Around the base there was an unexpected hive of activity of about a dozen people. Volunteers are scattered between partially constructed wooden huts. The Coast Guard has a presence here as well. Amid the work, one guy snoozes in a rocking hammock another is doing his laundry. The Rangers multi-task; they protect their island from fishing; they fix, repair and maintain the site. Their most dangerous activity is fighting off the Japanese in their cruel catching of sharks, slicing off fins, to then throw them back. They work eight weeks on four weeks off, which allows time for maritime study back on Costa Rica’s mainland.
The tiny community feels purposeful in a peaceful way within ideal surroundings; waves crunch onto the beach, frigates call from above and coconuts and limes plop onto the compacted sand. Hidden beside the main base are mountains of, not bullion, but confiscated fishing gear. Piles of snap connectors, plastic buoys, hooks, miles of line and heavy rope lay in neat, abandoned heaps. Even buoys with high-tech radio signalling equipment are scattered amid the debris.
After a brief escort around the functioning part of the island we are pointed in the direction of a swimming hole, about an hour’s walk away. With sweat coursing through our salty skin and wobbly sea legs trying to balance on tilting terra firma, we trek through the verdant jungle. Deer and boar apparently roam the island, too shy to reveal themselves. A dinosaur has yet to be sighted! Mosquitoes are not a problem, there are too few bodies for feasting.

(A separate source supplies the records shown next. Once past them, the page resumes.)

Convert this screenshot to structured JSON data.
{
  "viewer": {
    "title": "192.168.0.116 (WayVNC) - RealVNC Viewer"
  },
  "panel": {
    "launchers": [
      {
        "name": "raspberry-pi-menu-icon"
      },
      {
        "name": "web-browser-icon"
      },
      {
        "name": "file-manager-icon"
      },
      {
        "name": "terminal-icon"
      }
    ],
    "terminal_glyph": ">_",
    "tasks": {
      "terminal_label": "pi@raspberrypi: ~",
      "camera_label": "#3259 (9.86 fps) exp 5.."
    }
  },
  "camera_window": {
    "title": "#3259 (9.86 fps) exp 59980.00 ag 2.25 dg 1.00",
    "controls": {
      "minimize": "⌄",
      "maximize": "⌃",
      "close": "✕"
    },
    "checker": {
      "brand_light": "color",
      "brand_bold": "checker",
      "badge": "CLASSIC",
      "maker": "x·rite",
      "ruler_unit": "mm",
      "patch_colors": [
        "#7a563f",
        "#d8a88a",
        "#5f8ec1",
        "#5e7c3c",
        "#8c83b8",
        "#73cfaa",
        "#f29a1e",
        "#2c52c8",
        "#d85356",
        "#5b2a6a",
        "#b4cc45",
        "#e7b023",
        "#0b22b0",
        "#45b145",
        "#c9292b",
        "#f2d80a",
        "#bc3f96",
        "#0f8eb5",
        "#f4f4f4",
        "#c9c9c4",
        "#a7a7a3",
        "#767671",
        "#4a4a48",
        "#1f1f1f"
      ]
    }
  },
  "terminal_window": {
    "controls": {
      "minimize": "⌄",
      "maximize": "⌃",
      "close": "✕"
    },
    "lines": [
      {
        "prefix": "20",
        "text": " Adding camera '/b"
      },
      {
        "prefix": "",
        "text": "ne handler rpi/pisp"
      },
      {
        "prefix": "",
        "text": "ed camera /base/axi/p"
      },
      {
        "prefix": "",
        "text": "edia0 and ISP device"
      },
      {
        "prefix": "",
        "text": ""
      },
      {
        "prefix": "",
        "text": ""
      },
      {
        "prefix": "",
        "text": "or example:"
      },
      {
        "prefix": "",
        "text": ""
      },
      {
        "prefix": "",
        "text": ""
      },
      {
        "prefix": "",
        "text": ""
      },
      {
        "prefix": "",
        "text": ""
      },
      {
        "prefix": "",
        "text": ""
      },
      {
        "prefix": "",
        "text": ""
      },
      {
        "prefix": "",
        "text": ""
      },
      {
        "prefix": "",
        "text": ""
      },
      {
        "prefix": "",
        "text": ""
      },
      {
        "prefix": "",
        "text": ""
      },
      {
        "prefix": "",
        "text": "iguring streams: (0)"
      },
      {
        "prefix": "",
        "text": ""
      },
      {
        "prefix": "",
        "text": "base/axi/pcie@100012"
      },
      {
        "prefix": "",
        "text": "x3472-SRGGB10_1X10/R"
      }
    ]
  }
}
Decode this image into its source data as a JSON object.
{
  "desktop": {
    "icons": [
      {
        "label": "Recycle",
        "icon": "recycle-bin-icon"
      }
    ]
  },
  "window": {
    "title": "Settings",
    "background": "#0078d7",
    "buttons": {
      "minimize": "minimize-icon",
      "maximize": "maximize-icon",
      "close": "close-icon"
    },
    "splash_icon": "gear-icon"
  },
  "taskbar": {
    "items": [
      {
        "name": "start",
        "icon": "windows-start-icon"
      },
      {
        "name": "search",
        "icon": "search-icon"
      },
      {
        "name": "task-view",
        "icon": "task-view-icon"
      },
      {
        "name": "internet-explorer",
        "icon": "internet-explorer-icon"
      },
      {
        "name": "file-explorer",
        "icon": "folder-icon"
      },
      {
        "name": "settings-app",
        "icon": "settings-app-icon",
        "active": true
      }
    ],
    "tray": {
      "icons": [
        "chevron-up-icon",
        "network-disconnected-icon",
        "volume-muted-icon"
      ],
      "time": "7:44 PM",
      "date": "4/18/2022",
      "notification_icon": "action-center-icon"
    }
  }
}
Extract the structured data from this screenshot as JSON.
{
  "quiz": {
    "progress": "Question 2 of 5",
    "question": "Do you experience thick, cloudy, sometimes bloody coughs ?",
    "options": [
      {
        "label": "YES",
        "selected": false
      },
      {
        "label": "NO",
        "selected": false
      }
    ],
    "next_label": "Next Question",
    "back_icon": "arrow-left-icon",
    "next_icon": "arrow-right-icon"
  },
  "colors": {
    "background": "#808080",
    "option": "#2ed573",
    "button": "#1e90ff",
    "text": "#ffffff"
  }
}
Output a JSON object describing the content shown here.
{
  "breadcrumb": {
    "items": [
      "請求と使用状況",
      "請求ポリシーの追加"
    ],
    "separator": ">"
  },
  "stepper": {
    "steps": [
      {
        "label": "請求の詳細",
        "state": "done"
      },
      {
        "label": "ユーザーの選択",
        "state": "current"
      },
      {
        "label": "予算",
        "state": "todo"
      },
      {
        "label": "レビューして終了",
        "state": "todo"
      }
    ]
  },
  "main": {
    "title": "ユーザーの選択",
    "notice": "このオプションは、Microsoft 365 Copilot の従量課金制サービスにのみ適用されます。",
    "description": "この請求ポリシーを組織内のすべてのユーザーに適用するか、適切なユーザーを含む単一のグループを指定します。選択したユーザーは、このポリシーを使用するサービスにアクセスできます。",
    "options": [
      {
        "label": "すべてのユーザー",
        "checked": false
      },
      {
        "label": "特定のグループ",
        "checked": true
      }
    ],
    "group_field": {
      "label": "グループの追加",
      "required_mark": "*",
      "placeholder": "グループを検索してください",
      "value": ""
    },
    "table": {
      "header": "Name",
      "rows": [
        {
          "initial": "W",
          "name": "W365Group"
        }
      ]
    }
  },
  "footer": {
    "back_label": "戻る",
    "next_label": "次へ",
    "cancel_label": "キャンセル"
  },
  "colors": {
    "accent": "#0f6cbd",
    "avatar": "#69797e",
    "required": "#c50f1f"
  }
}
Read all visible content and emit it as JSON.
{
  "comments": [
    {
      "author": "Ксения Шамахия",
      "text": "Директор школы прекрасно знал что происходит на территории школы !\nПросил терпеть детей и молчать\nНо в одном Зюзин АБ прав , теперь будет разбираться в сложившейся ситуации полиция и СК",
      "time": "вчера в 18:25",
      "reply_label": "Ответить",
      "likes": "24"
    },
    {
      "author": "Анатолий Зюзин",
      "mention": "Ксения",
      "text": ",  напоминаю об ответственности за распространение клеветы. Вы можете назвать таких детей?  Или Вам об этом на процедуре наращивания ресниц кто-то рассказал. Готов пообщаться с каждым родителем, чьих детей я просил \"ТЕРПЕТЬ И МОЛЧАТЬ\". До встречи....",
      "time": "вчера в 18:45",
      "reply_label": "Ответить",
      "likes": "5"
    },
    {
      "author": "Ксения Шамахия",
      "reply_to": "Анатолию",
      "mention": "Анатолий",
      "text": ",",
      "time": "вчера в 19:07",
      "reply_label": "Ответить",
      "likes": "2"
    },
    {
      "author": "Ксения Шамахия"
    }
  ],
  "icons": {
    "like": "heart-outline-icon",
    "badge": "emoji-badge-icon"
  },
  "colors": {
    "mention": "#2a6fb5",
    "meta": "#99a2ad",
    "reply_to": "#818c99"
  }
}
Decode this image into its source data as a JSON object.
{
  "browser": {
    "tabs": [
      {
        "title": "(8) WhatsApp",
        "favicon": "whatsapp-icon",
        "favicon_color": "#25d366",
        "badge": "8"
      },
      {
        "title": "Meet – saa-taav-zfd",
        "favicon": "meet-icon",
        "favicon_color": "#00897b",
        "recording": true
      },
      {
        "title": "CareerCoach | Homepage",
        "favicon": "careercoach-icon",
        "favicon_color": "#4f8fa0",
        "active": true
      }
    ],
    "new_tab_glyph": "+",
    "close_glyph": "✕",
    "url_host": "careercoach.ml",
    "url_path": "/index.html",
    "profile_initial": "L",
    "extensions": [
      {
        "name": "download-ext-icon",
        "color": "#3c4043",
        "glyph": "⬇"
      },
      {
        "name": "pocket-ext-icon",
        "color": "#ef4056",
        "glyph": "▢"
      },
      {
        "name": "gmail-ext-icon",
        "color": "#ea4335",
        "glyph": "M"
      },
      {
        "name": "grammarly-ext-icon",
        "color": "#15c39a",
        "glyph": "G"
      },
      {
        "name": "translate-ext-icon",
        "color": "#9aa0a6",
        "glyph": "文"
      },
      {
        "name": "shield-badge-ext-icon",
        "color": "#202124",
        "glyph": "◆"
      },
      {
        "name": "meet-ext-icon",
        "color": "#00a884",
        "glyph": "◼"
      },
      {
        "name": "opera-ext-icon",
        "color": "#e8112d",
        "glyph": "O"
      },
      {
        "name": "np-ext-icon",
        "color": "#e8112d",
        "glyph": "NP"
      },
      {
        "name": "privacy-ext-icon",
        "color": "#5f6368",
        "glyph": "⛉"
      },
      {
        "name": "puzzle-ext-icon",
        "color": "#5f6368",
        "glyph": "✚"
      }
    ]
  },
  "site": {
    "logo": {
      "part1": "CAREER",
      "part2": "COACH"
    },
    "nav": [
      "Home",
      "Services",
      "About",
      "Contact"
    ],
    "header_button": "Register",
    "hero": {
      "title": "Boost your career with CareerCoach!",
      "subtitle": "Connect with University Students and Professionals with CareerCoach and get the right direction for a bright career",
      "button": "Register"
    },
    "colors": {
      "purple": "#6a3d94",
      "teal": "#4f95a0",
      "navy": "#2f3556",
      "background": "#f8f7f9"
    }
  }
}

Our hike took us over an extraordinary home-made bridge, fashioned from confiscated fishing gear. Gingerly stepping on the swaying structure, the bridge jingles, bobs and emits a little groan. It is a unique and oddly fitting structure, linking two pretty paths. After the bridge we climbed for what felt like a fortnight until we came across a dam of fresh water and gratefully peeled off our constraints. The cool water almost set our hot bodies hissing steam as we dipped into salubrious relief.
On return to the base, treasure-less, the diesel situation had not moved on. Radio calls finally revealed that a letter should be composed from us to the Rangers, seeking permission for fuel. Within ten minutes we were armed with appropriate prose. Still we waited. Finally as it started to rain we were granted permission to purchase the fuel from the tourist boat. With two 20-litre jerry cans Noel stoically rowed back and forth five times; the rain cooling and the relief of replenishment calming.
Although the clouds persistently hang around the peaks, it actually didn’t rain much where we were moored. Happy to be there, our three days encompassed repairs, rest, exploration and re-fuelling. As we departed from the secret island that we would never see again, we peeked around the corner to the other anchoring location, Chatham Bay. There sat another sailboat, we had no idea they were there and would have enjoyed kindred spirit company. But it was time to go; hurricane season was almost upon us. With renewed enthusiasm we set our course for Ecuador and further traversing of the Intertropical Convergence Zone. As we approached the ITCZ, it greeted us with a bewildering array of layered greys, cracking winds and streaking lightning.
*The Intertropical Convergence Zone, ITCZ for short is also known to sailors as the doldrums.
From about 5° north and 5° south (depending on land temperature) the northeast trade winds and southeast trade winds converge in a low pressure system, this is the ITCZ. In this region, solar heating forces the air to rise (convection), causing plenty of rain and lack of horizontal movement of air (wind). Thunderstorms are prevalent in this area, they are normally short-lived, but plentiful.